▶ _Exercise objective_
Filter the data for lines with the word "JSON", then copy every line so identified.

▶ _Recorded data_
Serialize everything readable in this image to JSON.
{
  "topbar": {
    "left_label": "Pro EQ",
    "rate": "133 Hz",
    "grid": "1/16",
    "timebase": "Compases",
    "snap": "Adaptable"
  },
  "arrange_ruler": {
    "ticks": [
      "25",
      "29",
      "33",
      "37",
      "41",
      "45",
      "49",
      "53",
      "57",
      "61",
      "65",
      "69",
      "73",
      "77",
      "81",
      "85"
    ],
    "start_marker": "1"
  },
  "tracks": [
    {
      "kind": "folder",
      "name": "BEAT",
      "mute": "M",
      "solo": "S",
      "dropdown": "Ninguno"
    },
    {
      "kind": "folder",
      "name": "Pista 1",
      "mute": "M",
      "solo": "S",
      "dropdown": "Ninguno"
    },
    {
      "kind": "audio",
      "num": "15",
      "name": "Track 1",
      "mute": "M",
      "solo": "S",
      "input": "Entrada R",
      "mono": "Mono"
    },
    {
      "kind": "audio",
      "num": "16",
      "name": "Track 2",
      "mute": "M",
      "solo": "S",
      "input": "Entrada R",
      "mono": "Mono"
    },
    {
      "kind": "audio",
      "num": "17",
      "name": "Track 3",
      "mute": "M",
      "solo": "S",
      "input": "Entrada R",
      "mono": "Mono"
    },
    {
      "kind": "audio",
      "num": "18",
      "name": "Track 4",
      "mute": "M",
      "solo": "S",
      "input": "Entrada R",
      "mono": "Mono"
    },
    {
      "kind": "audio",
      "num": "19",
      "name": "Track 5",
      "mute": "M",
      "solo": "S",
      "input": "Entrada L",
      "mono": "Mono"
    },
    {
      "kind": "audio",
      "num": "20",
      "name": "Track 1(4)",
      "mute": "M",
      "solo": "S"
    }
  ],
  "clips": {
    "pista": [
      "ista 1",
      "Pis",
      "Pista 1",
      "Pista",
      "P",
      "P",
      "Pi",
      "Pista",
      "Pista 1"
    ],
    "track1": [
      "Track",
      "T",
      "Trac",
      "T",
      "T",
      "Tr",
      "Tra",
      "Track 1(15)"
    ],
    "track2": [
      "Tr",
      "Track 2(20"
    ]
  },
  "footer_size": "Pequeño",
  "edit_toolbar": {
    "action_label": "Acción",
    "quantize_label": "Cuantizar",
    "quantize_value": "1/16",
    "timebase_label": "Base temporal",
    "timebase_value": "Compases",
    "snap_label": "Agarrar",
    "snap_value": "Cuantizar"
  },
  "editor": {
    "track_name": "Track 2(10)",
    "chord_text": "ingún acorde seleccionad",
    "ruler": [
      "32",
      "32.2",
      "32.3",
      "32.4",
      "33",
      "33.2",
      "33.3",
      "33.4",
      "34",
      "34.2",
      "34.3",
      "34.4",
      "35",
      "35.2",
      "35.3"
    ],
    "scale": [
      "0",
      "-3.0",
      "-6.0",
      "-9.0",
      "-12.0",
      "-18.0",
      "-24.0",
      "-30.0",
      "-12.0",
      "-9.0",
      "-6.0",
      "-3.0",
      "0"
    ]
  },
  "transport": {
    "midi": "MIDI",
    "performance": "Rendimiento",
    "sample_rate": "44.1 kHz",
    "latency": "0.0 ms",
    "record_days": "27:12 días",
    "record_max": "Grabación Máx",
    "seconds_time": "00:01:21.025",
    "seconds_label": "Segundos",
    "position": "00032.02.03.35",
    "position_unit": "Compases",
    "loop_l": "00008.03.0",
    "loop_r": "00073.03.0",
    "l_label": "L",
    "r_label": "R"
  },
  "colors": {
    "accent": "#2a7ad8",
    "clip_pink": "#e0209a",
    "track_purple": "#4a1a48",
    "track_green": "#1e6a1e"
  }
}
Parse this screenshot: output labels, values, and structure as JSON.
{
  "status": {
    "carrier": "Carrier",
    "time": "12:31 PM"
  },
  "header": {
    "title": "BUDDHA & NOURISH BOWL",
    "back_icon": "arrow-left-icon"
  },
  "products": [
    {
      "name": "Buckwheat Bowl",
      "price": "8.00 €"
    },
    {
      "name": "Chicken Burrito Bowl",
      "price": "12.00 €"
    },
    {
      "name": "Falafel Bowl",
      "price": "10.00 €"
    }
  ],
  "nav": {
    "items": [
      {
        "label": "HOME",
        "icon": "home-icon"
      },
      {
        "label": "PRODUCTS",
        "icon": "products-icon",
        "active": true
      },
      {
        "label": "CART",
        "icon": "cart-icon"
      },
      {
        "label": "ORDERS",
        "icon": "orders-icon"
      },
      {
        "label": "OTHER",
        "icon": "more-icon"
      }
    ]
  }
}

▶ _Result of the task_
Serialize everything readable in this image to JSON.
Parse this screenshot: output labels, values, and structure as JSON.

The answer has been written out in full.